--- START ---

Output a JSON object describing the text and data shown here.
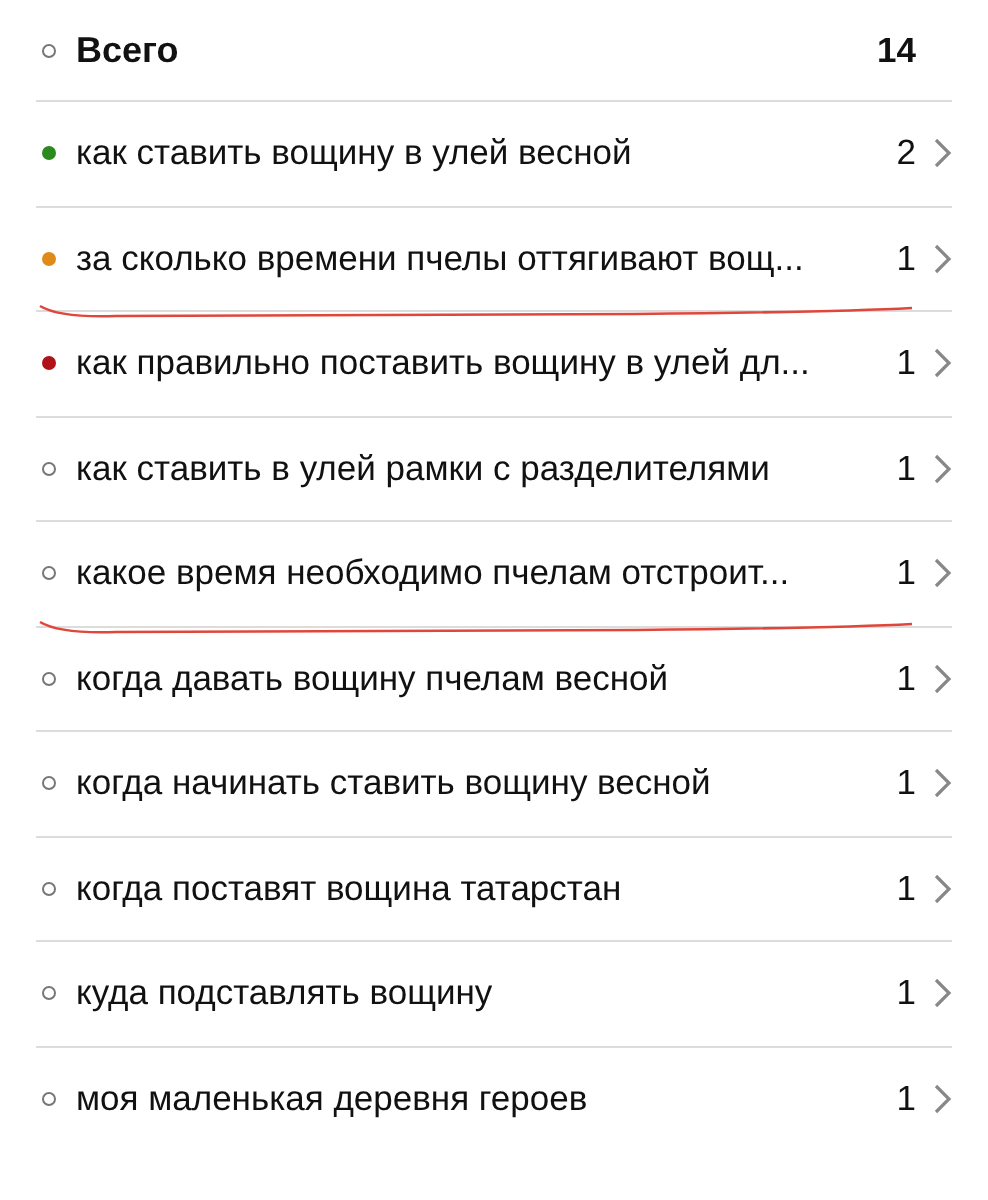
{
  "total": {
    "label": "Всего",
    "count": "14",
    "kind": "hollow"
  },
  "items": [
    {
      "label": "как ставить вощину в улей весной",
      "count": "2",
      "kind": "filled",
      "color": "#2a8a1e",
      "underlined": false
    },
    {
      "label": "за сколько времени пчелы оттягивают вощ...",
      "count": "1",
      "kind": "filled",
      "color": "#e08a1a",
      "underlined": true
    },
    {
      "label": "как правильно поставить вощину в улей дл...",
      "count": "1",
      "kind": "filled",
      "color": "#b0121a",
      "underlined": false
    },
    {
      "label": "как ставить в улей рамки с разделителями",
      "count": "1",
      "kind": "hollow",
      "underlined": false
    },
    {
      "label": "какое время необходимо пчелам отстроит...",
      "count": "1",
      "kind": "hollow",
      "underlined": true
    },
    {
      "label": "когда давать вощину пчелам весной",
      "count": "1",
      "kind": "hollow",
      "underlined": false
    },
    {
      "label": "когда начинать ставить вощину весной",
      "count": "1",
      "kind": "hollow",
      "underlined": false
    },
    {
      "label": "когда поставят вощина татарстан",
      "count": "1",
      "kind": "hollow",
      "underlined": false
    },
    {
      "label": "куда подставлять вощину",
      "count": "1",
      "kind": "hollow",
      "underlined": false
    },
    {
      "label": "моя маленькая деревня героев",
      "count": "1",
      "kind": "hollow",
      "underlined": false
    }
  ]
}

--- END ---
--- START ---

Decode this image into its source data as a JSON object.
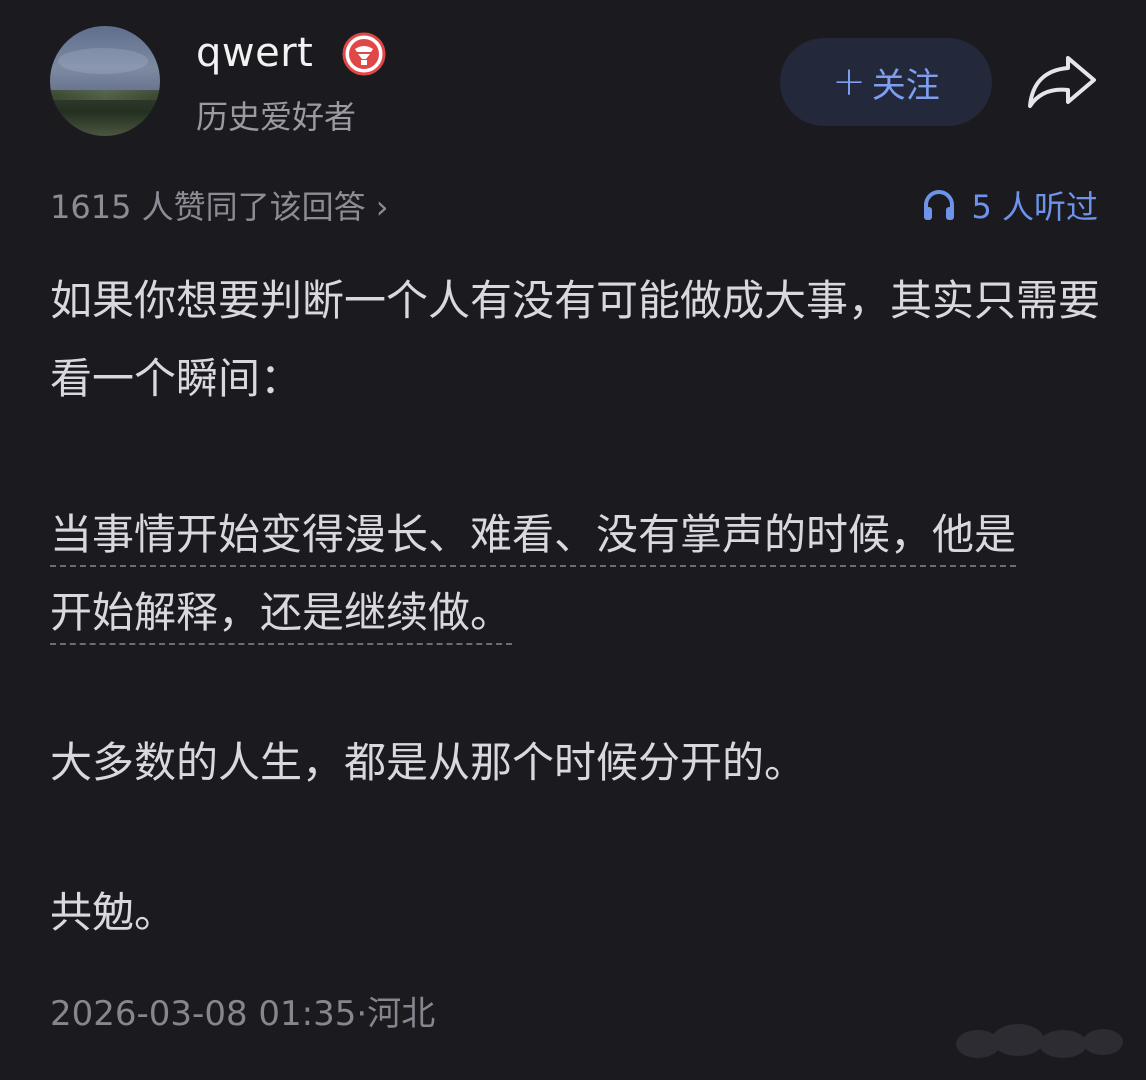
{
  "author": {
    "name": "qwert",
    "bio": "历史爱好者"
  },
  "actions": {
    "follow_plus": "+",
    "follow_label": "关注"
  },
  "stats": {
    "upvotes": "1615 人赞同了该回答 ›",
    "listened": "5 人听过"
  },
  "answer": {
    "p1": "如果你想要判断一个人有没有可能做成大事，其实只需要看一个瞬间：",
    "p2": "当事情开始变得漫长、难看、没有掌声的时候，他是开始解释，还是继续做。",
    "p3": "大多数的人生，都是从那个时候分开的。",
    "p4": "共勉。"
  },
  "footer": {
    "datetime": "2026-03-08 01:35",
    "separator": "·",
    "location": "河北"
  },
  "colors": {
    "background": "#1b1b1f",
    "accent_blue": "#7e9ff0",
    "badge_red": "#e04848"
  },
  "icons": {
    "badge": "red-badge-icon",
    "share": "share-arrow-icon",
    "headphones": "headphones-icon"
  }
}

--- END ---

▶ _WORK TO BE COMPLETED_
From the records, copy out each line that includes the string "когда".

▶ _ANSWER TO THE PROBLEM_
      "label": "когда давать вощину пчелам весной",
      "label": "когда начинать ставить вощину весной",
      "label": "когда поставят вощина татарстан",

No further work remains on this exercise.